Activity ▸
After finding "Extract the structured" in the material below, output its line and every line after it through the last, exactly, but not the pictures.

Records supplied ▸
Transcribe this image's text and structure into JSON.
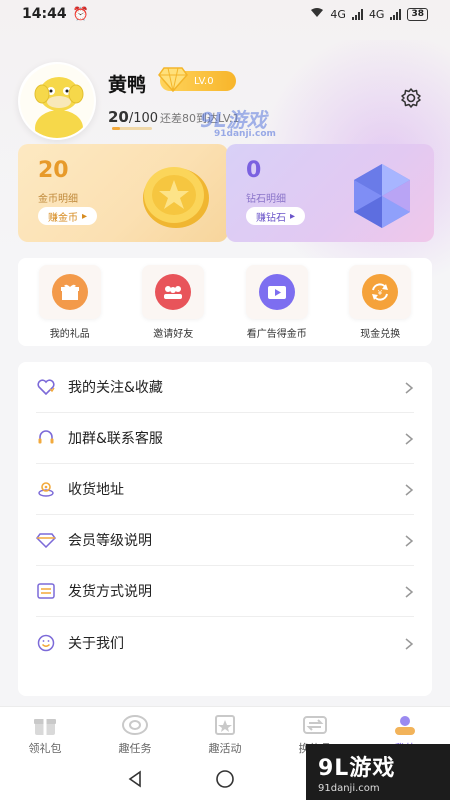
{
  "status_bar": {
    "time": "14:44",
    "battery": "38",
    "network": "4G"
  },
  "profile": {
    "name": "黄鸭",
    "level": "LV.0",
    "exp_current": "20",
    "exp_total": "/100",
    "exp_tip": "还差80到达LV.1",
    "exp_progress_fraction": 0.2
  },
  "cards": {
    "coin": {
      "value": "20",
      "label": "金币明细",
      "button": "赚金币"
    },
    "gem": {
      "value": "0",
      "label": "钻石明细",
      "button": "赚钻石"
    }
  },
  "quick_actions": [
    {
      "label": "我的礼品",
      "color": "#f39a4a",
      "icon": "gift-box-icon"
    },
    {
      "label": "邀请好友",
      "color": "#e8545a",
      "icon": "friends-icon"
    },
    {
      "label": "看广告得金币",
      "color": "#7d6ef0",
      "icon": "video-icon"
    },
    {
      "label": "现金兑换",
      "color": "#f5a23a",
      "icon": "exchange-icon"
    }
  ],
  "menu": [
    {
      "label": "我的关注&收藏",
      "icon": "heart-icon"
    },
    {
      "label": "加群&联系客服",
      "icon": "headset-icon"
    },
    {
      "label": "收货地址",
      "icon": "location-icon"
    },
    {
      "label": "会员等级说明",
      "icon": "diamond-icon"
    },
    {
      "label": "发货方式说明",
      "icon": "shipping-icon"
    },
    {
      "label": "关于我们",
      "icon": "smile-icon"
    }
  ],
  "bottom_nav": [
    {
      "label": "领礼包",
      "icon": "gift-icon"
    },
    {
      "label": "趣任务",
      "icon": "task-icon"
    },
    {
      "label": "趣活动",
      "icon": "activity-icon"
    },
    {
      "label": "换礼品",
      "icon": "swap-icon"
    },
    {
      "label": "我的",
      "icon": "profile-icon"
    }
  ],
  "watermark": {
    "main": "9L游戏",
    "sub": "91danji.com",
    "mid": "9L游戏",
    "mid_sub": "91danji.com"
  },
  "colors": {
    "accent_orange": "#f2a93b",
    "accent_purple": "#7b61e0"
  }
}
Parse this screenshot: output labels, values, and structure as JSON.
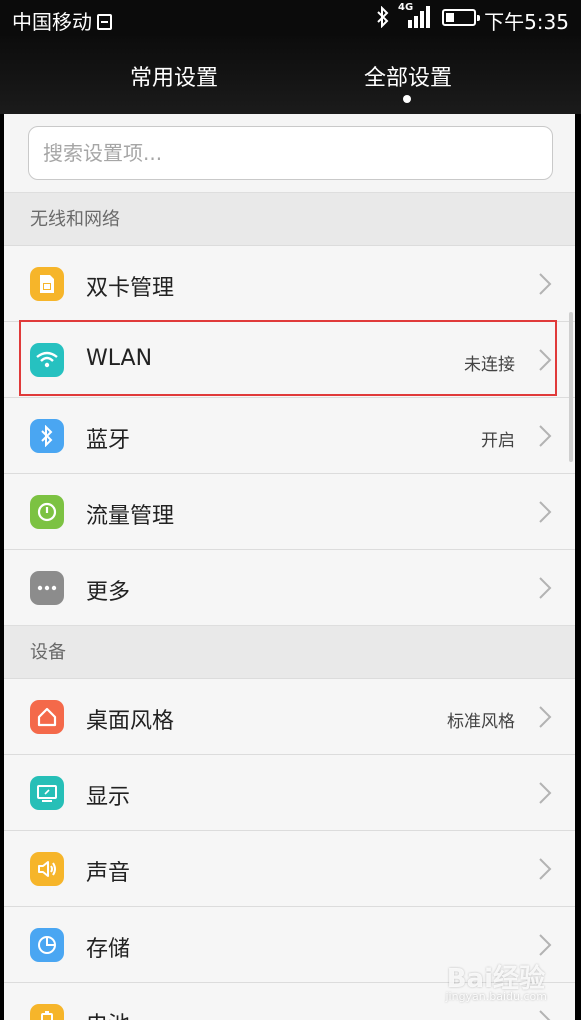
{
  "status_bar": {
    "carrier": "中国移动",
    "network_tag": "4G",
    "time": "下午5:35"
  },
  "tabs": [
    {
      "label": "常用设置",
      "active": false
    },
    {
      "label": "全部设置",
      "active": true
    }
  ],
  "search": {
    "placeholder": "搜索设置项...",
    "value": ""
  },
  "sections": [
    {
      "title": "无线和网络",
      "items": [
        {
          "label": "双卡管理",
          "value": "",
          "icon": "dual-sim-icon",
          "color": "#f6b52a"
        },
        {
          "label": "WLAN",
          "value": "未连接",
          "icon": "wifi-icon",
          "color": "#26c1c0"
        },
        {
          "label": "蓝牙",
          "value": "开启",
          "icon": "bluetooth-icon",
          "color": "#4aa6f2"
        },
        {
          "label": "流量管理",
          "value": "",
          "icon": "data-usage-icon",
          "color": "#7cc242"
        },
        {
          "label": "更多",
          "value": "",
          "icon": "more-icon",
          "color": "#8c8c8c"
        }
      ]
    },
    {
      "title": "设备",
      "items": [
        {
          "label": "桌面风格",
          "value": "标准风格",
          "icon": "home-icon",
          "color": "#f4694a"
        },
        {
          "label": "显示",
          "value": "",
          "icon": "display-icon",
          "color": "#26bfb7"
        },
        {
          "label": "声音",
          "value": "",
          "icon": "sound-icon",
          "color": "#f6b52a"
        },
        {
          "label": "存储",
          "value": "",
          "icon": "storage-icon",
          "color": "#4aa6f2"
        },
        {
          "label": "电池",
          "value": "",
          "icon": "battery-icon",
          "color": "#f6b52a"
        }
      ]
    }
  ],
  "watermark": {
    "text": "Bai经验",
    "sub": "jingyan.baidu.com"
  }
}
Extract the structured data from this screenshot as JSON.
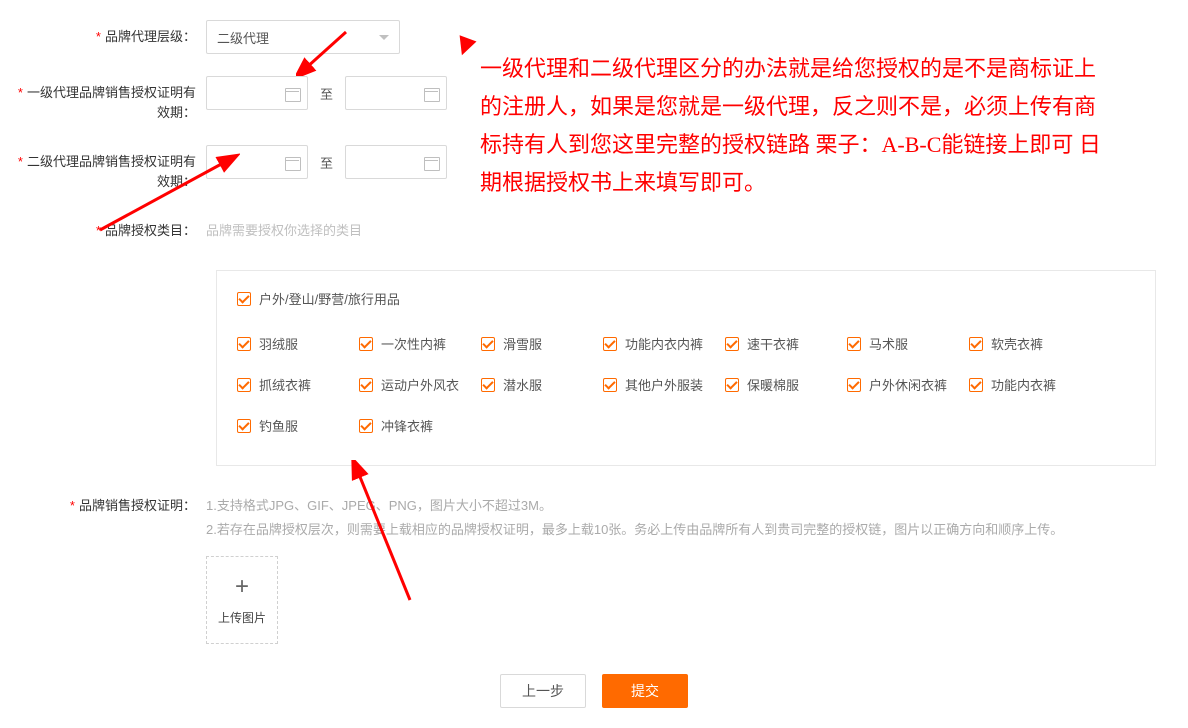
{
  "form": {
    "level": {
      "label": "品牌代理层级：",
      "value": "二级代理"
    },
    "level1_period": {
      "label": "一级代理品牌销售授权证明有效期：",
      "sep": "至"
    },
    "level2_period": {
      "label": "二级代理品牌销售授权证明有效期：",
      "sep": "至"
    },
    "category": {
      "label": "品牌授权类目：",
      "placeholder": "品牌需要授权你选择的类目"
    },
    "proof": {
      "label": "品牌销售授权证明：",
      "help1": "1.支持格式JPG、GIF、JPEG、PNG，图片大小不超过3M。",
      "help2": "2.若存在品牌授权层次，则需要上载相应的品牌授权证明，最多上载10张。务必上传由品牌所有人到贵司完整的授权链，图片以正确方向和顺序上传。",
      "upload_text": "上传图片"
    }
  },
  "categories": {
    "parent": "户外/登山/野营/旅行用品",
    "items": [
      "羽绒服",
      "一次性内裤",
      "滑雪服",
      "功能内衣内裤",
      "速干衣裤",
      "马术服",
      "软壳衣裤",
      "抓绒衣裤",
      "运动户外风衣",
      "潜水服",
      "其他户外服装",
      "保暖棉服",
      "户外休闲衣裤",
      "功能内衣裤",
      "钓鱼服",
      "冲锋衣裤"
    ]
  },
  "buttons": {
    "prev": "上一步",
    "submit": "提交"
  },
  "annotation": "一级代理和二级代理区分的办法就是给您授权的是不是商标证上的注册人，如果是您就是一级代理，反之则不是，必须上传有商标持有人到您这里完整的授权链路 栗子：A-B-C能链接上即可 日期根据授权书上来填写即可。"
}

Exercise answer ▸
Extract the structured data from this screenshot as JSON.
{
  "form": {
    "level": {
      "label": "品牌代理层级：",
      "value": "二级代理"
    },
    "level1_period": {
      "label": "一级代理品牌销售授权证明有效期：",
      "sep": "至"
    },
    "level2_period": {
      "label": "二级代理品牌销售授权证明有效期：",
      "sep": "至"
    },
    "category": {
      "label": "品牌授权类目：",
      "placeholder": "品牌需要授权你选择的类目"
    },
    "proof": {
      "label": "品牌销售授权证明：",
      "help1": "1.支持格式JPG、GIF、JPEG、PNG，图片大小不超过3M。",
      "help2": "2.若存在品牌授权层次，则需要上载相应的品牌授权证明，最多上载10张。务必上传由品牌所有人到贵司完整的授权链，图片以正确方向和顺序上传。",
      "upload_text": "上传图片"
    }
  },
  "categories": {
    "parent": "户外/登山/野营/旅行用品",
    "items": [
      "羽绒服",
      "一次性内裤",
      "滑雪服",
      "功能内衣内裤",
      "速干衣裤",
      "马术服",
      "软壳衣裤",
      "抓绒衣裤",
      "运动户外风衣",
      "潜水服",
      "其他户外服装",
      "保暖棉服",
      "户外休闲衣裤",
      "功能内衣裤",
      "钓鱼服",
      "冲锋衣裤"
    ]
  },
  "buttons": {
    "prev": "上一步",
    "submit": "提交"
  },
  "annotation": "一级代理和二级代理区分的办法就是给您授权的是不是商标证上的注册人，如果是您就是一级代理，反之则不是，必须上传有商标持有人到您这里完整的授权链路 栗子：A-B-C能链接上即可 日期根据授权书上来填写即可。"
}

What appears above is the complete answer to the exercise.